ASSIGNMENT. Every line of the records below that holds the word "shim" belongs in the answer.

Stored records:
+++

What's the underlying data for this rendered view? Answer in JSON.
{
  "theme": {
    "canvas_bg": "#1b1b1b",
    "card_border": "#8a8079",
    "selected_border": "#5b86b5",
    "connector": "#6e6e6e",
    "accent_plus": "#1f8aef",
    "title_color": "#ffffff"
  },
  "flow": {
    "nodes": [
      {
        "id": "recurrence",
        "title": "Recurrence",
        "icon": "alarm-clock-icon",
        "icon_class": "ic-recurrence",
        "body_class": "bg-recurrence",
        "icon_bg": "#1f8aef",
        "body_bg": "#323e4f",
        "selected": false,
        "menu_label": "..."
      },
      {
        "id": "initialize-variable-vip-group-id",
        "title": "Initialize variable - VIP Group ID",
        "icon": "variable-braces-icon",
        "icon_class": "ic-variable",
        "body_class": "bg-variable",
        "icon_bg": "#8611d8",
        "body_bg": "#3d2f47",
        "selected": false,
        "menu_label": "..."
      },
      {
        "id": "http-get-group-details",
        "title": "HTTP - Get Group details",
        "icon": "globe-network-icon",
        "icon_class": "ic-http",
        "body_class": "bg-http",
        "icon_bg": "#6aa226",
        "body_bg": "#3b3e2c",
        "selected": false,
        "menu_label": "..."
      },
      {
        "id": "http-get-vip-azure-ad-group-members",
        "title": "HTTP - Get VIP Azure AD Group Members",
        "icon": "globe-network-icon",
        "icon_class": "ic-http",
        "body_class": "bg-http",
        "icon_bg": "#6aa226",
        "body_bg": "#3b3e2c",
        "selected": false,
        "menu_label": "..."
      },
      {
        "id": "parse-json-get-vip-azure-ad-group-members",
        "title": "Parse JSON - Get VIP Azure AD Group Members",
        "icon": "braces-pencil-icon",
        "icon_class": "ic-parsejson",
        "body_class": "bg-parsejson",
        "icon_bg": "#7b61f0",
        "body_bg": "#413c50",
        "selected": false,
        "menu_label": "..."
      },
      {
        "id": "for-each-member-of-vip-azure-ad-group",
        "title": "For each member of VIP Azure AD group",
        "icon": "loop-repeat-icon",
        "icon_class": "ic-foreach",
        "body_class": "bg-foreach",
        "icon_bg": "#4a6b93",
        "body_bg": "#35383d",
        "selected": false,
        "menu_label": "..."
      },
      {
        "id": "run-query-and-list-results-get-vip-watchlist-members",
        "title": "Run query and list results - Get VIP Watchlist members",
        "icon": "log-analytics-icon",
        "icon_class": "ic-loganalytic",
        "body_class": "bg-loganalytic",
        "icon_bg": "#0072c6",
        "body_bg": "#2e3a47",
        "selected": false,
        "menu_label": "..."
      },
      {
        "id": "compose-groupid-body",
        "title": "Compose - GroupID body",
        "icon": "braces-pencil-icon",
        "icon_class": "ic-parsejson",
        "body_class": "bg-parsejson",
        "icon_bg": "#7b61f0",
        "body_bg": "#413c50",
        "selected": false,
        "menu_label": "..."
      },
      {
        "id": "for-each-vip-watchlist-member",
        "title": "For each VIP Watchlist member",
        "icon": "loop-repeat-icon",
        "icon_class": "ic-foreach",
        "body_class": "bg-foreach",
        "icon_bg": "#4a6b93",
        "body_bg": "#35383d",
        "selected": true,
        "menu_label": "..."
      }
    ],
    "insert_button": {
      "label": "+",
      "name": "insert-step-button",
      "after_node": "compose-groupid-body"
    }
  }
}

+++

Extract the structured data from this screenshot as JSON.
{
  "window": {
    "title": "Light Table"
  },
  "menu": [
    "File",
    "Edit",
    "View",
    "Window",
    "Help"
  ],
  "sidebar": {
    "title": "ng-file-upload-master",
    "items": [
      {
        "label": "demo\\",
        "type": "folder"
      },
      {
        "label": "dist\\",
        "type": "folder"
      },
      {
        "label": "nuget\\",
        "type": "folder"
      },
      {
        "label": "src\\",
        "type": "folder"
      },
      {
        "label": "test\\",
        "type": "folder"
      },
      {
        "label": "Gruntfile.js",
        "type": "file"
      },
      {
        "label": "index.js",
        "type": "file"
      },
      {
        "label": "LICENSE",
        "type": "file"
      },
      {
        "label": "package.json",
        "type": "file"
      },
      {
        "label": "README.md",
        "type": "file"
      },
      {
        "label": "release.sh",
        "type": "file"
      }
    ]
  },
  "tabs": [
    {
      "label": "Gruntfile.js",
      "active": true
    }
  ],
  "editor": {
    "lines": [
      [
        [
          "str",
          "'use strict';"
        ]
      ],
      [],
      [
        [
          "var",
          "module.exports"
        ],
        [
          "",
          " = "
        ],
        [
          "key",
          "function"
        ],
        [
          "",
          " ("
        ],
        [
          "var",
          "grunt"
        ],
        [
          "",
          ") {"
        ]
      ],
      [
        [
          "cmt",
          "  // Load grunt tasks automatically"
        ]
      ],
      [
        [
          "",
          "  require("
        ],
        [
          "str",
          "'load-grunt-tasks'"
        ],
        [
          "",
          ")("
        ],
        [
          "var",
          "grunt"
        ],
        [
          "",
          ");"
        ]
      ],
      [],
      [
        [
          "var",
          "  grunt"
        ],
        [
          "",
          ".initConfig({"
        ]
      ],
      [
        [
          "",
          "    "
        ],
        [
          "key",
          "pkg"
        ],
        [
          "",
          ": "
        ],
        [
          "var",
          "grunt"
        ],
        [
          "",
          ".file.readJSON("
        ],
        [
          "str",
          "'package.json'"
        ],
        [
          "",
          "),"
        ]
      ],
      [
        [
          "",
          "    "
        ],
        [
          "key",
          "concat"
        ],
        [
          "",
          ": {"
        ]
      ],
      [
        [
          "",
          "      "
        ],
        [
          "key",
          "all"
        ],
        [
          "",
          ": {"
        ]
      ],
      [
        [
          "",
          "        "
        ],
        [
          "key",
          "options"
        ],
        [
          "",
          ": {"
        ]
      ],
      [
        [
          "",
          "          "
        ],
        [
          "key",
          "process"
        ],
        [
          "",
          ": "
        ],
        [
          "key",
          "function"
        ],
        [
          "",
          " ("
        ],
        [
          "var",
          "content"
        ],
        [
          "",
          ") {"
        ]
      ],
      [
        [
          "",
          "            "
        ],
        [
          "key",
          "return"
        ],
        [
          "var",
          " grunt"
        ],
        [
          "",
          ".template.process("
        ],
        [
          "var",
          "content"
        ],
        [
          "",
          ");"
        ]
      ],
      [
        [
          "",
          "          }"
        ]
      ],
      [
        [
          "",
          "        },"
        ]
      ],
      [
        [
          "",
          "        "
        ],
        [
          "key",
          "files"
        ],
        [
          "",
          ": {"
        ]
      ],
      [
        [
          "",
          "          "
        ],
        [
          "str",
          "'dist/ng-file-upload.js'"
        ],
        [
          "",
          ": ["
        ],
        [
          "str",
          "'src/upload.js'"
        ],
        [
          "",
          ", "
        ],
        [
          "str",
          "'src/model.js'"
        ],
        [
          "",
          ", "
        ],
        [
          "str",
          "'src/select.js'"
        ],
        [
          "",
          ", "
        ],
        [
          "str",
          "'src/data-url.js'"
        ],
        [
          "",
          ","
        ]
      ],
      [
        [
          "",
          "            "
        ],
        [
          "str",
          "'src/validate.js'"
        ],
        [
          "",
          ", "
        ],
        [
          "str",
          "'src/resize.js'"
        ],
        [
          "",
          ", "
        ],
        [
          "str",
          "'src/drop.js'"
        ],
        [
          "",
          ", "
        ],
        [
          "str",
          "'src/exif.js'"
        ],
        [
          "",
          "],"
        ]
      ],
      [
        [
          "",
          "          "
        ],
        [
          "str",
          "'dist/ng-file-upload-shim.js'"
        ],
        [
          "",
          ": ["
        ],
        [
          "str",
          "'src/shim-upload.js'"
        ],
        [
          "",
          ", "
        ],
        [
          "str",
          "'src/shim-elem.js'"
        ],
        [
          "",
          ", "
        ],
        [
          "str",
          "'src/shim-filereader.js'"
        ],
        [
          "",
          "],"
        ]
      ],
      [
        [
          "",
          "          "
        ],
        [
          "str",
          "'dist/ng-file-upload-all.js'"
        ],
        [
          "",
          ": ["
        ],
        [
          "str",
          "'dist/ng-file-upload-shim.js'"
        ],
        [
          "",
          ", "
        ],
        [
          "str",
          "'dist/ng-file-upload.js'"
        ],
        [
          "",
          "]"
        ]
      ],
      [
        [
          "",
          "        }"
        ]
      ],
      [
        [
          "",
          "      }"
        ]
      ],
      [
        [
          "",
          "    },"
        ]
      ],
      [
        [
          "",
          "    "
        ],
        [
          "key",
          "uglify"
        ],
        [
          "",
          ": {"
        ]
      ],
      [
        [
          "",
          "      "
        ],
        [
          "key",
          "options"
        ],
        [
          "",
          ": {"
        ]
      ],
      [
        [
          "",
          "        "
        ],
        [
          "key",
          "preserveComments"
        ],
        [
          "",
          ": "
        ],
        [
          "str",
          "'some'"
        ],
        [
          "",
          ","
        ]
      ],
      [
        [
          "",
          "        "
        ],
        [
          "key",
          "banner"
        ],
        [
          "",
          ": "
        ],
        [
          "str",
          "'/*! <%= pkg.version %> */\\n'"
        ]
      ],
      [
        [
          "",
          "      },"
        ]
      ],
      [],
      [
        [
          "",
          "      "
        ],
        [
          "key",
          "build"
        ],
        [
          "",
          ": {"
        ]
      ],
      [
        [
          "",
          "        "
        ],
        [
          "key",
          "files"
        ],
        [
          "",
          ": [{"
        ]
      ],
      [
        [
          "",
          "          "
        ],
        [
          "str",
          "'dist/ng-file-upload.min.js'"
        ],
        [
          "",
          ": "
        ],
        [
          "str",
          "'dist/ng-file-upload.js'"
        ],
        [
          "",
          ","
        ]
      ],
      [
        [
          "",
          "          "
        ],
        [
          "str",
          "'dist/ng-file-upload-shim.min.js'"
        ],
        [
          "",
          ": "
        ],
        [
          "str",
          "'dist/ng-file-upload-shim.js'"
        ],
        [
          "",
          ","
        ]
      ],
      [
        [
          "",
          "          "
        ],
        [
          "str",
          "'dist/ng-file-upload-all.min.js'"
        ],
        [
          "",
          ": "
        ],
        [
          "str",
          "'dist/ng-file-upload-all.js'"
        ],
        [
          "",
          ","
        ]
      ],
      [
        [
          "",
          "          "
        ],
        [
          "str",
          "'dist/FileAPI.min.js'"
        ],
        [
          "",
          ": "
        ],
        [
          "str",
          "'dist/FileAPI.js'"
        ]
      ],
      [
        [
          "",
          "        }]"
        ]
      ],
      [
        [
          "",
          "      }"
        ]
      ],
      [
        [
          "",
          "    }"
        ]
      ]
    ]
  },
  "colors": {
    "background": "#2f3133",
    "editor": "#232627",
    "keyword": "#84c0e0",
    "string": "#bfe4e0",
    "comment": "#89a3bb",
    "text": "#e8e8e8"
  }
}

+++

REPLY.
          "'dist/ng-file-upload-shim.js'"
          "'src/shim-upload.js'"
          "'src/shim-elem.js'"
          "'src/shim-filereader.js'"
          "'dist/ng-file-upload-shim.js'"
          "'dist/ng-file-upload-shim.min.js'"
          "'dist/ng-file-upload-shim.js'"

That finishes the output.